Oppenheimer, a cinematic achievement of blinding brilliance, achieves a sublime combination of visual grandeur, technical flair, emotional intimacy and an examination of the limits of human endeavour and ambition. Through all the layers that constitute the film, what peeps out most prominently is the director's unambiguous acknowledgement of the ethical questions that surround the brilliant American theoretical physicist's legacy.

At a more superficial level, the film gives the writer-director the scope to orchestrate the elements of space and time in a straightforward but a highly enthralling manner and tap the dramatic potential of the tragic story of a genius who pushed the boundaries of quantum physics only to trigger a dangerous arms race.

The three-hour epic is about a man, quantum physics, and a point in history, but it comes off as a timeless, almost Shakespearean morality tale about an impossible achievement and its horrific consequences. The film crammed with diverse narrative and spatial elements that Nolan and his cinematographer Hoyte van Hoytema harness and press into the service of an engrossing story about science, war and political vendetta.

It isn't, however, only the formal attributes of the film that are impressive. Its thematic depth turns it into an introspection (no matter how wordy) on science, weapons and the horrors of war without actually putting footage of the Hiroshima and Nagasaki bombings and their effects on the screen.

As a scientist who unwittingly armed the human race with a self-destruct button, Oppenheimer, played with unwavering solidity by regular Nolan collaborator Cillian Murphy, is presented as a genius who pays as high a price for his deadly invention as he does for his subsequent decision to turn into an advocate for nuclear arms control.

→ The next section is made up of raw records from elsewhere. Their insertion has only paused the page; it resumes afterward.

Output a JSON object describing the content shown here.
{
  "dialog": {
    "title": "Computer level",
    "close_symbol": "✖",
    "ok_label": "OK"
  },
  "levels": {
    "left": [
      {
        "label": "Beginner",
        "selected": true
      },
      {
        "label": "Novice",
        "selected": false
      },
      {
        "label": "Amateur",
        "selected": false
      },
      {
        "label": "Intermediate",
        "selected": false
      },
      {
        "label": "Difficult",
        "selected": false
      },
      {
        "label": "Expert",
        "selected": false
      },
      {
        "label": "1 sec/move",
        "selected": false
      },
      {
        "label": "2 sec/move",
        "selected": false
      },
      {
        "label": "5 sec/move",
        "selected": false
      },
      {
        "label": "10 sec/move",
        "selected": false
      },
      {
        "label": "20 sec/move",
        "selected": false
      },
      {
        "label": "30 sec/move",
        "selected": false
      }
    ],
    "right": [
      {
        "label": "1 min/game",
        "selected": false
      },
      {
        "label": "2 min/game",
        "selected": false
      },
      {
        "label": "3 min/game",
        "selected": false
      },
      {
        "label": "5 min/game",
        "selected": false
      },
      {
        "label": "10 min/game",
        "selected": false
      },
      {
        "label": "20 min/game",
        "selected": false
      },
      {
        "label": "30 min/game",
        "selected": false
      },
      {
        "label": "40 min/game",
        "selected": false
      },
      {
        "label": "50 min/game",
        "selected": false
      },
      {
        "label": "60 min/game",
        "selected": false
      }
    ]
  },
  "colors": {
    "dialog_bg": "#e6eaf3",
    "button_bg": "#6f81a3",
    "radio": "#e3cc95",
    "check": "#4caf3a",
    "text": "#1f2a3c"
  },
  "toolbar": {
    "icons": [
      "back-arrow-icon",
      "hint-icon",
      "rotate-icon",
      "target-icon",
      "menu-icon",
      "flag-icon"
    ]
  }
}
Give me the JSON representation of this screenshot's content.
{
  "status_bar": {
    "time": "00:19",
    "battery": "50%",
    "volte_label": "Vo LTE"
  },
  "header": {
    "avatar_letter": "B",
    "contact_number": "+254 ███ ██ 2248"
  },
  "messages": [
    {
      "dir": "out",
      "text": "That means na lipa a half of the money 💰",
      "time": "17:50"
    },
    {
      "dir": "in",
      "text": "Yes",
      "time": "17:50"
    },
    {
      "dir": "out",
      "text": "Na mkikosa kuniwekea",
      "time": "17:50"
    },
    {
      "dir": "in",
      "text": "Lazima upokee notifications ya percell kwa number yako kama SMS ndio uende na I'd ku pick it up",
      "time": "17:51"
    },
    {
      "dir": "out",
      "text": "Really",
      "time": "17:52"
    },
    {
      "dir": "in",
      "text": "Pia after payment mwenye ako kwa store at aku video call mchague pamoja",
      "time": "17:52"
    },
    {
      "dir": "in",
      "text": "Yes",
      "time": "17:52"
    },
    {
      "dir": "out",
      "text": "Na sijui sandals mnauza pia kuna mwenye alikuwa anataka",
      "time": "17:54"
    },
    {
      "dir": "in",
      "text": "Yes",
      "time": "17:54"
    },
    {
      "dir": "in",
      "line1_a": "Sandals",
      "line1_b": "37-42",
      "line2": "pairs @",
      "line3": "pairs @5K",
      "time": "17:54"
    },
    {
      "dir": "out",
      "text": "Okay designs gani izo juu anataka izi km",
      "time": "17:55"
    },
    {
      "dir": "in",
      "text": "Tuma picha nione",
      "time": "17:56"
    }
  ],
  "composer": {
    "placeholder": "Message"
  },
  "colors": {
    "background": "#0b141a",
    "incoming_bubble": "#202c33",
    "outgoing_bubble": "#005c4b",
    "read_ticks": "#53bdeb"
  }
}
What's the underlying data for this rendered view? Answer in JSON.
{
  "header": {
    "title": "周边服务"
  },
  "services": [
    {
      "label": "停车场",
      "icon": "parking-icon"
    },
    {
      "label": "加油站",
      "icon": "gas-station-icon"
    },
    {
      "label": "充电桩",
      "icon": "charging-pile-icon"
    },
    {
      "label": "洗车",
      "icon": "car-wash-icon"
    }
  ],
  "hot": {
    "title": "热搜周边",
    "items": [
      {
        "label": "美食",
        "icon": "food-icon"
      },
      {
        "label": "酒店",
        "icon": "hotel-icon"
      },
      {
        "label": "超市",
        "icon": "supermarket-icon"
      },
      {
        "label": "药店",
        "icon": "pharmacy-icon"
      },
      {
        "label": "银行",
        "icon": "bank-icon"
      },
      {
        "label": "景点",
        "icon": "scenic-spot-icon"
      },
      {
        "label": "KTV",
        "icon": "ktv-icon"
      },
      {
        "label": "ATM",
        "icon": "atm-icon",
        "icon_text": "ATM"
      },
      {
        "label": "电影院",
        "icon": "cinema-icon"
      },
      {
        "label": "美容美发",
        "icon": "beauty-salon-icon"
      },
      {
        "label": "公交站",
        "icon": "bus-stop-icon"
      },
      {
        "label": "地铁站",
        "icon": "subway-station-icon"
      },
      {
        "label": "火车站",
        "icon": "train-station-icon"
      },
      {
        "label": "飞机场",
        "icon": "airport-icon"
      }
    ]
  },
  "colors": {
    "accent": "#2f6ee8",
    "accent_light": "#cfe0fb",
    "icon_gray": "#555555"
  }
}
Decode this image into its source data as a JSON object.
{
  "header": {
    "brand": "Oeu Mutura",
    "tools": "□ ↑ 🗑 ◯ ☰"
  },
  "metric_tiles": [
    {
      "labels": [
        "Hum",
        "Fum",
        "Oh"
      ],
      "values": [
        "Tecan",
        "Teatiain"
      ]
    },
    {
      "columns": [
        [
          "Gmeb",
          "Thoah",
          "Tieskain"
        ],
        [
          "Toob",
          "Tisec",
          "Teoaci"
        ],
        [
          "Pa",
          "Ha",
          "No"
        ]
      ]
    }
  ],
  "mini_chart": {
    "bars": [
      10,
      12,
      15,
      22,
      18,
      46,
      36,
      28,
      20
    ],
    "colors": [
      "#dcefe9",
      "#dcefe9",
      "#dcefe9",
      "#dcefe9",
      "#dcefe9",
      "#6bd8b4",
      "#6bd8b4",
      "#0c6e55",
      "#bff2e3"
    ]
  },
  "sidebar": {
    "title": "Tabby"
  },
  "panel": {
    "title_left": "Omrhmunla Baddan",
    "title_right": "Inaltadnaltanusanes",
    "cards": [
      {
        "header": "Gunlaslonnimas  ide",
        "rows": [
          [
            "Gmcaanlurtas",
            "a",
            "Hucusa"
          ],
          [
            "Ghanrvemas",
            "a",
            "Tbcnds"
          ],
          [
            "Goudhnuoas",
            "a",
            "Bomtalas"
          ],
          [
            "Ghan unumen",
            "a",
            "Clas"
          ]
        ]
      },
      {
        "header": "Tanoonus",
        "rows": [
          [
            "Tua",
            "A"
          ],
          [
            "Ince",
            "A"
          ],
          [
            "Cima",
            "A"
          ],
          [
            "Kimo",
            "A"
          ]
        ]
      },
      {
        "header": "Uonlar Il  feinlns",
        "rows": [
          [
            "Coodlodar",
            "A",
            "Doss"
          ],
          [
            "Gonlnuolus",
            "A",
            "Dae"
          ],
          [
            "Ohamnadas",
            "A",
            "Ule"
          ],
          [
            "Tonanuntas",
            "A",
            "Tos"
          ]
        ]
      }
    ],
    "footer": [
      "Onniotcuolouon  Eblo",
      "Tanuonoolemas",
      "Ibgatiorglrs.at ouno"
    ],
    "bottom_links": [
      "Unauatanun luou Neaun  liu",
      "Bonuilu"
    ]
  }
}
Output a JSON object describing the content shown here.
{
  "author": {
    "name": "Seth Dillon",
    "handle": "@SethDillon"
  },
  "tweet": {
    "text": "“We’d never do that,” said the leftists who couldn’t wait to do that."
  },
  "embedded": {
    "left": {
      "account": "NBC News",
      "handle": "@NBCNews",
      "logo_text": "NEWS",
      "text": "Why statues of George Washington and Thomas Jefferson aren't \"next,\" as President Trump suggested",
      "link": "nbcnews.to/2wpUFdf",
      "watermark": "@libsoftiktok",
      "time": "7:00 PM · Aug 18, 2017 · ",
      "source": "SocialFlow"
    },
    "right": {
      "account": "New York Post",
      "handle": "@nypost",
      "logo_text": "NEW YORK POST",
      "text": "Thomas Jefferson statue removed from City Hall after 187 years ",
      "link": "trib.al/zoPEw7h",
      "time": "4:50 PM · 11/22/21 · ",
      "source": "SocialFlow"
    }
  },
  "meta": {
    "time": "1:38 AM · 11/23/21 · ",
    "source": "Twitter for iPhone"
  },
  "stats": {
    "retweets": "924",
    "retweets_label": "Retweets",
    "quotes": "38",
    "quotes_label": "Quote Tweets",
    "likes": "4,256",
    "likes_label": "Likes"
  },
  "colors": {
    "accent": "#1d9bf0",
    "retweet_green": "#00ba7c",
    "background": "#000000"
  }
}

The excitement of scientific research, the upshots by political exigencies and the workings of personal relationships are all woven into the dense but never less than dynamic storyline. Nolan, with the aid of Murphy, turns Oppenheimer into a figure who inspires awe and admiration to begin with. But as a powerful adversary turns against him and seeks to corner him by harping on his pro-left affiliations, the hero turns into a hapless victim of a "kangaroo court."

Oppenheimer's wife Kitty (a terrific Emily Blunt) and the firebrand Communist Jean Tatlock (Florence Pugh in a memorable cameo) with whom he has an affair are integral parts of the story, as are the friends and rivals who surround the scientist as he works on the bomb in the hope that it would end all wars.      

The atomic bomb that Oppenheimer delivers to the US military does bring World War II to an end in the Pacific, but it also starts a public battle that a national hero has to fight to protect his own reputation as well as a moral conflict that is triggered by pangs of guilt.